34. The courts approach to what is an abuse of process has to be considered today in the light of the changes brought about by the CPR. Those changes include a requirement that a party to proceedings should behave reasonably both before and after they have commenced proceedings. Parties are now under an obligation to help the court further the over-riding objectives which include ensuring that cases are dealt with expeditiously and fairly. (CPR 1.1(2)(d) and 1.3) They should not allow the choice of procedure to achieve procedural advantages. The CPR are as Part 1.1(1) states a new procedural code. Parliament recognised that the CPR would fundamentally change the approach to the manner in which litigation would be required to be conducted. That is why the Civil Procedure Act 1997 (Section 4(1) and (2)) gives the Lord Chancellor a very wide power to amend, repeal or revoke any enactment to the extent he considers necessary or desirable in consequence of the CPR.

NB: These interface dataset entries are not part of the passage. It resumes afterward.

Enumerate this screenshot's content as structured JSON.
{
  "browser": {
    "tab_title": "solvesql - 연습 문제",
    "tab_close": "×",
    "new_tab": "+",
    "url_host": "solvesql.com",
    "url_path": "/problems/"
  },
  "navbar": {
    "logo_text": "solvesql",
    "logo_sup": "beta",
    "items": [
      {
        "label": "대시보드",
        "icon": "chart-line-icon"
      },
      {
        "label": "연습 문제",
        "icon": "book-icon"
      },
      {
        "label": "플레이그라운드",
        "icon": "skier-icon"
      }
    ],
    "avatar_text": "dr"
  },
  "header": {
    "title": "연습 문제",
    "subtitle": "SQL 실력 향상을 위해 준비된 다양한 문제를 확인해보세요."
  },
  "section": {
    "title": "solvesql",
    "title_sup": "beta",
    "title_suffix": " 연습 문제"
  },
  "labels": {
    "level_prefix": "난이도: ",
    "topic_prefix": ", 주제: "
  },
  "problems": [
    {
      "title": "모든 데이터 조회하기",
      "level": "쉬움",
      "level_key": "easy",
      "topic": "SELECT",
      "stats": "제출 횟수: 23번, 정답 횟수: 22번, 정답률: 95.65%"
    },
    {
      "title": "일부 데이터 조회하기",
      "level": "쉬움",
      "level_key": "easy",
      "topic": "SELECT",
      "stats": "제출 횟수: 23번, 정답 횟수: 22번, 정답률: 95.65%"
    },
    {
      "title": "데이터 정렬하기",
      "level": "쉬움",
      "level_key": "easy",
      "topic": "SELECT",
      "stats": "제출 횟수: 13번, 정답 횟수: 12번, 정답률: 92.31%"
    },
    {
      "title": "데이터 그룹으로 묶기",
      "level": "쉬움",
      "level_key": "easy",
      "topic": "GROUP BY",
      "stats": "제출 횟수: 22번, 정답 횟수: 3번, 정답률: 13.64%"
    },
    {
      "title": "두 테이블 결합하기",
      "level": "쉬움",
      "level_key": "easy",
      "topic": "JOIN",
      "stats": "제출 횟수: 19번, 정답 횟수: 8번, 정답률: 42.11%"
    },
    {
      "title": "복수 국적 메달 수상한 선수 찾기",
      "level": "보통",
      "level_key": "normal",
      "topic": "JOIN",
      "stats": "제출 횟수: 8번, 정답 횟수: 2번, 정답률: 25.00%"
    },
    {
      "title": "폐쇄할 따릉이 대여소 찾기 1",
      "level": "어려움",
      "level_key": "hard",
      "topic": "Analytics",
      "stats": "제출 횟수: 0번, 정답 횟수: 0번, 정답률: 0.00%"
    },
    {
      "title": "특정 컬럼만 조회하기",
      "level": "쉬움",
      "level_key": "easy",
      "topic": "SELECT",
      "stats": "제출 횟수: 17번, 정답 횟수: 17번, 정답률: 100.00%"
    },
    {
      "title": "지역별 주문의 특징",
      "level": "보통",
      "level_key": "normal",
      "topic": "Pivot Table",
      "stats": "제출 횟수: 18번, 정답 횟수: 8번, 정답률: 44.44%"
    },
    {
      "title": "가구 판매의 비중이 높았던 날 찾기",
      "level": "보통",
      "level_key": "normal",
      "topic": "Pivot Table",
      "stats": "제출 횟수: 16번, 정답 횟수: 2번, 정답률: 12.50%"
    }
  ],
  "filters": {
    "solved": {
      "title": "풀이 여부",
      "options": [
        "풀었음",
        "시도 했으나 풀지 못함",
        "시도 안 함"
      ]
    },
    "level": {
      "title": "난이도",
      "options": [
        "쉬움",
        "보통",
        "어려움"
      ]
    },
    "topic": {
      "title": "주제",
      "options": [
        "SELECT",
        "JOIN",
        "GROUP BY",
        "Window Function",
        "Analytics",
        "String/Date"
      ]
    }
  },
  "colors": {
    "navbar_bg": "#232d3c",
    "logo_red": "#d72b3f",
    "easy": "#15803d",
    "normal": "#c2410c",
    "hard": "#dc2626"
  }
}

35. While in the past, it would not be appropriate to look at delay of a party commencing proceedings other than by judicial review within the limitation period in deciding whether the proceedings are abusive this is no longer the position. While to commence proceedings within a limitation period is not in itself an abuse, delay in commencing proceedings is a factor which can be taken into account in deciding whether the proceeding are abusive. If proceedings of a type which would normally be brought by judicial review are instead brought by bringing an ordinary claim, the court in deciding whether the commencement of the proceedings is an abuse of process can take into account whether there has been unjustified delay in initiating the proceedings. ....."
-- Tony Hayter (Tony@Hayter.com), December 19, 2000
This is a very important piece of case law. I would imagine that many repossessees might be able to cite it in their defence should they ever receive a summons. Nice one, Tony.
By the way, there is also a piece of Human Rights Act law which states that civil hearings (which would include proceedings) must be fair and brought within a reasonable time.
If your lender seems to have waited a long time to contact you, for no good reason, then be aware of this ruling and these rights.
-- Eleanor Scott (email@example.com), December 28, 2000.